TASK GOAL :: Whenever a line below holds the word "icon", count it once; report the total and nothing else.
══ DATA FOR PROCESSING
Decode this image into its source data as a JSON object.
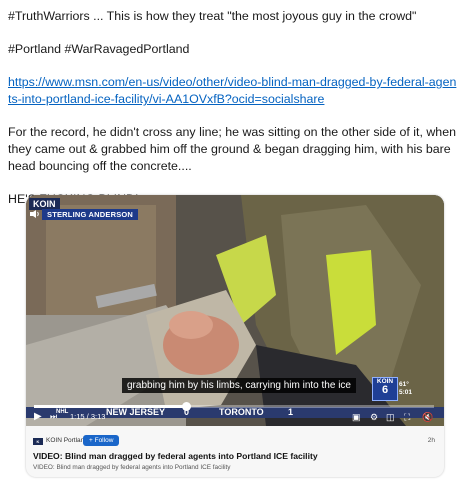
{
  "post": {
    "line1": "#TruthWarriors ... This is how they treat \"the most joyous guy in the crowd\"",
    "line2": "#Portland #WarRavagedPortland",
    "link": "https://www.msn.com/en-us/video/other/video-blind-man-dragged-by-federal-agents-into-portland-ice-facility/vi-AA1OVxfB?ocid=socialshare",
    "paragraph": "For the record, he didn't cross any line; he was sitting on the other side of it, when they came out & grabbed him off the ground & began dragging him, with his bare head bouncing off the concrete....",
    "shout": "HE'S FUCKING BLIND!"
  },
  "video": {
    "station_logo": "KOIN",
    "reporter": "STERLING ANDERSON",
    "caption": "grabbing him by his limbs, carrying him into the ice",
    "bug_label": "KOIN",
    "bug_number": "6",
    "temperature": "61°",
    "clock": "5:01",
    "ticker": [
      {
        "label": "NHL"
      },
      {
        "label": "NEW JERSEY"
      },
      {
        "label": "0"
      },
      {
        "label": "TORONTO"
      },
      {
        "label": "1"
      }
    ],
    "time_display": "1:15 / 3:13",
    "progress_fraction": 0.38,
    "controls": [
      "play-icon",
      "skip-icon",
      "volume-icon",
      "captions-icon",
      "settings-icon",
      "fullscreen-icon"
    ]
  },
  "card": {
    "source": "KOIN Portland",
    "follow_label": "+ Follow",
    "age": "2h",
    "title": "VIDEO: Blind man dragged by federal agents into Portland ICE facility",
    "subtitle": "VIDEO: Blind man dragged by federal agents into Portland ICE facility"
  }
}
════
ANSWER TO THE PROBLEM :: 6